Does applied psychology sound like something you will be good at? If you answered yes, look up applied psychology programs online to pursue a master's in the field. An online course will not only allow you to flexibly manage your class timings, but it will also grant you the leverage to perform any other kind of research that you may need for the course.
Applied psychology also branches out in many other interesting disciplines like forensic psychology—where you'll be evaluating crime systems and investigating why criminals act a certain way while also dealing with victims of crimes.
You can also work as a sports psychologist and help athletes stay at the top of their game, helping them with performance anxiety. Some of the most popular career scopes under applied psychology are organizational psychologists, educational counselors and career counselors—each of which can be lucrative in their own regard.
What is Clinical Psychology?
Unlike applied psychology, clinical psychology is more centered towards pathological conditions, where a patient does not act “normally” due to an underlying disease or condition. These conditions are generally more serious and can even be life-threatening in some cases. Clinical psychologists aim to treat these disorders using medication and therapy combined. When you think of your typical therapist or mental health counselor, a clinical psychologist is what comes to your mind. Clinical psychologists have become high in demand (starting salaries of up to $67,000) due to the increased prevalence of conditions like depression and anxiety. Nevertheless, their role is far beyond that. A clinical psychologist can also specialize in certain diseases like diabetes or learning disorders. They can also help you manage these issues and provide effective plans to deal with them.
Should I pursue clinical psychology?
If you're someone looking to have a one-on-one with patients and wish to enter the healthcare workforce, then clinical psychology is a better choice for you. As a clinical psychologist, you can work privately or in a psychiatric care facility. You will be expected to keep up with the general health and well-being of your patients. Like applied psychology, you'll also be expected to work with different population groups, including children, adults, families, different ethnic groups and numerous sexualities as well. There is also significant potential for conducting research; however, the primary role of a clinical psychologist is to create a positive outcome using a combination of medical knowledge, interpersonal skills and drugs.
Considering the high demand for therapists and counselors, clinical psychologists can choose between numerous pathways depending on interests and skills. The employment rate in this field is expected to grow by about 8% in 2030.
Clinical psychologists work in various settings such as private schools, offices, or universities to keep up with the mental health of the staff/students. You can also work in rehab centers as a substance abuse counselor or counsel mentally disturbed criminals with this specialization.
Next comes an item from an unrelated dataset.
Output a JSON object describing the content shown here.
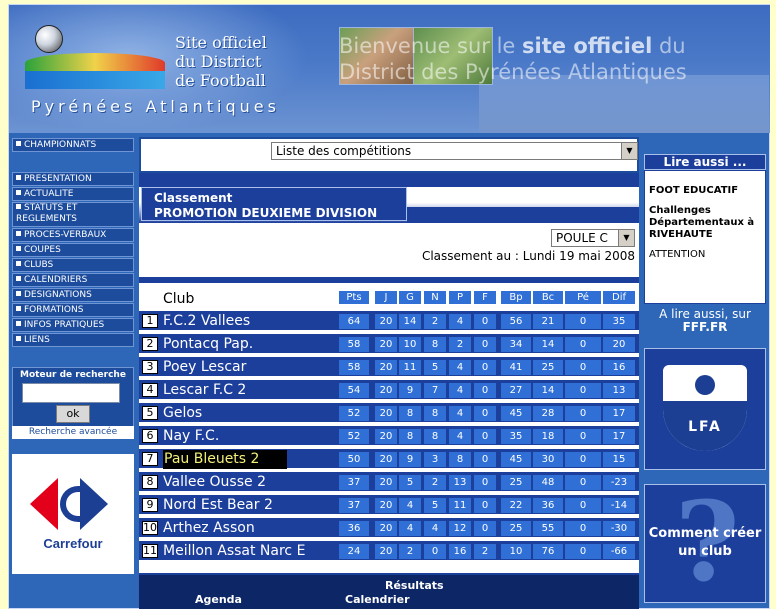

Since clinical psychology and applied psychology stem from the same root, picking between them can be an overwhelming task. Regardless of the two fields having various similarities and being very lucrative in their own regard, certain aspects make them favorable for different students. Whatever your choice, make sure you follow your passion and interest before anything else.